▶ [Data shown]:

────────────────────────────────────────

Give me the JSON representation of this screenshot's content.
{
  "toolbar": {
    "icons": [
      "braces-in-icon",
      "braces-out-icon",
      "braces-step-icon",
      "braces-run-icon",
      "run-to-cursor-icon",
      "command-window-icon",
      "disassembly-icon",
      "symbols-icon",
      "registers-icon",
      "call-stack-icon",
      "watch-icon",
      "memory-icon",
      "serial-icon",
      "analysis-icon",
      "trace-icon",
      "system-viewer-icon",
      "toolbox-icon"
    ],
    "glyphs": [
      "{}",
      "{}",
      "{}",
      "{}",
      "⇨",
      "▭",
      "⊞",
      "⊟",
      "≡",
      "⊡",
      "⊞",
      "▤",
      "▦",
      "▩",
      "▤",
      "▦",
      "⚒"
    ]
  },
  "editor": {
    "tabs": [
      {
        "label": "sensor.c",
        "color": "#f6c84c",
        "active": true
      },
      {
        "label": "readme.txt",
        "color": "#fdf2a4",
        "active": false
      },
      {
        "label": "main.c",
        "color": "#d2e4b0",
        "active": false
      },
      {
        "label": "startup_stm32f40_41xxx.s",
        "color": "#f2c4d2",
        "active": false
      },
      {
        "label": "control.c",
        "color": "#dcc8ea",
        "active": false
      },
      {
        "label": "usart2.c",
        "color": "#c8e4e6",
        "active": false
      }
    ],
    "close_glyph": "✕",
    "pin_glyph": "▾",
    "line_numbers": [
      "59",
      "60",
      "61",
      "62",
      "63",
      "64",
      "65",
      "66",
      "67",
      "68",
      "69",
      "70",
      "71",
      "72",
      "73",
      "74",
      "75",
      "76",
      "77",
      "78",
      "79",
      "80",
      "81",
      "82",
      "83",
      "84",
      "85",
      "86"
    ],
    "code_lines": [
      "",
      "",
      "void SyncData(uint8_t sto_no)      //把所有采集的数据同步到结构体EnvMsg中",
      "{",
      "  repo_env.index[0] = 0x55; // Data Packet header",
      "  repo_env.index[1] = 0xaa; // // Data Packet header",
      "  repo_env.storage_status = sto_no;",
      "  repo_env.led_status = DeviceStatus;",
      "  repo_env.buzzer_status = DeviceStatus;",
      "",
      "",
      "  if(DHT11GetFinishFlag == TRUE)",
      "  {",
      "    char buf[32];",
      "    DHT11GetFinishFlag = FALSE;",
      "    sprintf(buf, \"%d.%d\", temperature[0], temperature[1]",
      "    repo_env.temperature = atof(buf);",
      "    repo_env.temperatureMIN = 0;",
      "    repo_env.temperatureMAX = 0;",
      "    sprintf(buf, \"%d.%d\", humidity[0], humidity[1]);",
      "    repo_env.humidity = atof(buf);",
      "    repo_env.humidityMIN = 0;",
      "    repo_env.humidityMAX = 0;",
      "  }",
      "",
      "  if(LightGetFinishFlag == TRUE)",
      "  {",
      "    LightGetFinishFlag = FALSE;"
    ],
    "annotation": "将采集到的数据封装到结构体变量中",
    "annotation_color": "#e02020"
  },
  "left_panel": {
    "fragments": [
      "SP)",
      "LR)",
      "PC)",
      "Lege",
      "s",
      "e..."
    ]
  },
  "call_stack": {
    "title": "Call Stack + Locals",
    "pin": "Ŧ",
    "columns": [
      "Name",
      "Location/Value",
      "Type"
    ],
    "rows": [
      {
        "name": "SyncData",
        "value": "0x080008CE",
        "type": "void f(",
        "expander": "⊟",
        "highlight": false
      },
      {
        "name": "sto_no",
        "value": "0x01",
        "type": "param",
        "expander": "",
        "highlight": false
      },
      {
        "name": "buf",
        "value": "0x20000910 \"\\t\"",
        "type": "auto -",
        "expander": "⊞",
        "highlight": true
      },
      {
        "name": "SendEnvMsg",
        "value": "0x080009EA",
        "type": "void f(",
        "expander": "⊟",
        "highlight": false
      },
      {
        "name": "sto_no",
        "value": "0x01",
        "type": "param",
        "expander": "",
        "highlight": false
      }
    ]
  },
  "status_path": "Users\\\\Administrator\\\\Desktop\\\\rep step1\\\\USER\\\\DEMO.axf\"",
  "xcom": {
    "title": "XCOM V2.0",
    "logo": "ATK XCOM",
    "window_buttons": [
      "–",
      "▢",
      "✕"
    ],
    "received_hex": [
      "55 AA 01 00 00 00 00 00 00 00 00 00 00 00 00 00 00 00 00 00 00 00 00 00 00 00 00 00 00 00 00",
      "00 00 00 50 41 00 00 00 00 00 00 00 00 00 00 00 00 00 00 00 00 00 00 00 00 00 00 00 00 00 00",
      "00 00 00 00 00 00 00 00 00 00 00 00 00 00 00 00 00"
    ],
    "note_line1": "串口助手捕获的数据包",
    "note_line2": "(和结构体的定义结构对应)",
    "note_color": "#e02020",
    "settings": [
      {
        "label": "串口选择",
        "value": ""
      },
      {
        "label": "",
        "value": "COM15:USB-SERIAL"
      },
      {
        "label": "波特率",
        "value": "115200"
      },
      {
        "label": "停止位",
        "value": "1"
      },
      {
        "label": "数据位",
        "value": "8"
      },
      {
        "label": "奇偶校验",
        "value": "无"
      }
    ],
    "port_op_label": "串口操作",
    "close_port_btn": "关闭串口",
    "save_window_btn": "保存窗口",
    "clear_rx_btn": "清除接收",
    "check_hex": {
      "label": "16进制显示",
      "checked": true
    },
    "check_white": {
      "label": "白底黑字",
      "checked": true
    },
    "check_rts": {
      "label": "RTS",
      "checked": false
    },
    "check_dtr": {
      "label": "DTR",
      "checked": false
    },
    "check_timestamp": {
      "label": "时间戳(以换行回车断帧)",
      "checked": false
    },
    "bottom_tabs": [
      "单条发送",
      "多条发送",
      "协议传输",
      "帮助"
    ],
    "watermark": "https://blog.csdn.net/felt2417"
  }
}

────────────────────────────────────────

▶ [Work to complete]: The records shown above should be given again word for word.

▶ [Finished task]:
Give me the JSON representation of this screenshot's content.
{
  "toolbar": {
    "icons": [
      "braces-in-icon",
      "braces-out-icon",
      "braces-step-icon",
      "braces-run-icon",
      "run-to-cursor-icon",
      "command-window-icon",
      "disassembly-icon",
      "symbols-icon",
      "registers-icon",
      "call-stack-icon",
      "watch-icon",
      "memory-icon",
      "serial-icon",
      "analysis-icon",
      "trace-icon",
      "system-viewer-icon",
      "toolbox-icon"
    ],
    "glyphs": [
      "{}",
      "{}",
      "{}",
      "{}",
      "⇨",
      "▭",
      "⊞",
      "⊟",
      "≡",
      "⊡",
      "⊞",
      "▤",
      "▦",
      "▩",
      "▤",
      "▦",
      "⚒"
    ]
  },
  "editor": {
    "tabs": [
      {
        "label": "sensor.c",
        "color": "#f6c84c",
        "active": true
      },
      {
        "label": "readme.txt",
        "color": "#fdf2a4",
        "active": false
      },
      {
        "label": "main.c",
        "color": "#d2e4b0",
        "active": false
      },
      {
        "label": "startup_stm32f40_41xxx.s",
        "color": "#f2c4d2",
        "active": false
      },
      {
        "label": "control.c",
        "color": "#dcc8ea",
        "active": false
      },
      {
        "label": "usart2.c",
        "color": "#c8e4e6",
        "active": false
      }
    ],
    "close_glyph": "✕",
    "pin_glyph": "▾",
    "line_numbers": [
      "59",
      "60",
      "61",
      "62",
      "63",
      "64",
      "65",
      "66",
      "67",
      "68",
      "69",
      "70",
      "71",
      "72",
      "73",
      "74",
      "75",
      "76",
      "77",
      "78",
      "79",
      "80",
      "81",
      "82",
      "83",
      "84",
      "85",
      "86"
    ],
    "code_lines": [
      "",
      "",
      "void SyncData(uint8_t sto_no)      //把所有采集的数据同步到结构体EnvMsg中",
      "{",
      "  repo_env.index[0] = 0x55; // Data Packet header",
      "  repo_env.index[1] = 0xaa; // // Data Packet header",
      "  repo_env.storage_status = sto_no;",
      "  repo_env.led_status = DeviceStatus;",
      "  repo_env.buzzer_status = DeviceStatus;",
      "",
      "",
      "  if(DHT11GetFinishFlag == TRUE)",
      "  {",
      "    char buf[32];",
      "    DHT11GetFinishFlag = FALSE;",
      "    sprintf(buf, \"%d.%d\", temperature[0], temperature[1]",
      "    repo_env.temperature = atof(buf);",
      "    repo_env.temperatureMIN = 0;",
      "    repo_env.temperatureMAX = 0;",
      "    sprintf(buf, \"%d.%d\", humidity[0], humidity[1]);",
      "    repo_env.humidity = atof(buf);",
      "    repo_env.humidityMIN = 0;",
      "    repo_env.humidityMAX = 0;",
      "  }",
      "",
      "  if(LightGetFinishFlag == TRUE)",
      "  {",
      "    LightGetFinishFlag = FALSE;"
    ],
    "annotation": "将采集到的数据封装到结构体变量中",
    "annotation_color": "#e02020"
  },
  "left_panel": {
    "fragments": [
      "SP)",
      "LR)",
      "PC)",
      "Lege",
      "s",
      "e..."
    ]
  },
  "call_stack": {
    "title": "Call Stack + Locals",
    "pin": "Ŧ",
    "columns": [
      "Name",
      "Location/Value",
      "Type"
    ],
    "rows": [
      {
        "name": "SyncData",
        "value": "0x080008CE",
        "type": "void f(",
        "expander": "⊟",
        "highlight": false
      },
      {
        "name": "sto_no",
        "value": "0x01",
        "type": "param",
        "expander": "",
        "highlight": false
      },
      {
        "name": "buf",
        "value": "0x20000910 \"\\t\"",
        "type": "auto -",
        "expander": "⊞",
        "highlight": true
      },
      {
        "name": "SendEnvMsg",
        "value": "0x080009EA",
        "type": "void f(",
        "expander": "⊟",
        "highlight": false
      },
      {
        "name": "sto_no",
        "value": "0x01",
        "type": "param",
        "expander": "",
        "highlight": false
      }
    ]
  },
  "status_path": "Users\\\\Administrator\\\\Desktop\\\\rep step1\\\\USER\\\\DEMO.axf\"",
  "xcom": {
    "title": "XCOM V2.0",
    "logo": "ATK XCOM",
    "window_buttons": [
      "–",
      "▢",
      "✕"
    ],
    "received_hex": [
      "55 AA 01 00 00 00 00 00 00 00 00 00 00 00 00 00 00 00 00 00 00 00 00 00 00 00 00 00 00 00 00",
      "00 00 00 50 41 00 00 00 00 00 00 00 00 00 00 00 00 00 00 00 00 00 00 00 00 00 00 00 00 00 00",
      "00 00 00 00 00 00 00 00 00 00 00 00 00 00 00 00 00"
    ],
    "note_line1": "串口助手捕获的数据包",
    "note_line2": "(和结构体的定义结构对应)",
    "note_color": "#e02020",
    "settings": [
      {
        "label": "串口选择",
        "value": ""
      },
      {
        "label": "",
        "value": "COM15:USB-SERIAL"
      },
      {
        "label": "波特率",
        "value": "115200"
      },
      {
        "label": "停止位",
        "value": "1"
      },
      {
        "label": "数据位",
        "value": "8"
      },
      {
        "label": "奇偶校验",
        "value": "无"
      }
    ],
    "port_op_label": "串口操作",
    "close_port_btn": "关闭串口",
    "save_window_btn": "保存窗口",
    "clear_rx_btn": "清除接收",
    "check_hex": {
      "label": "16进制显示",
      "checked": true
    },
    "check_white": {
      "label": "白底黑字",
      "checked": true
    },
    "check_rts": {
      "label": "RTS",
      "checked": false
    },
    "check_dtr": {
      "label": "DTR",
      "checked": false
    },
    "check_timestamp": {
      "label": "时间戳(以换行回车断帧)",
      "checked": false
    },
    "bottom_tabs": [
      "单条发送",
      "多条发送",
      "协议传输",
      "帮助"
    ],
    "watermark": "https://blog.csdn.net/felt2417"
  }
}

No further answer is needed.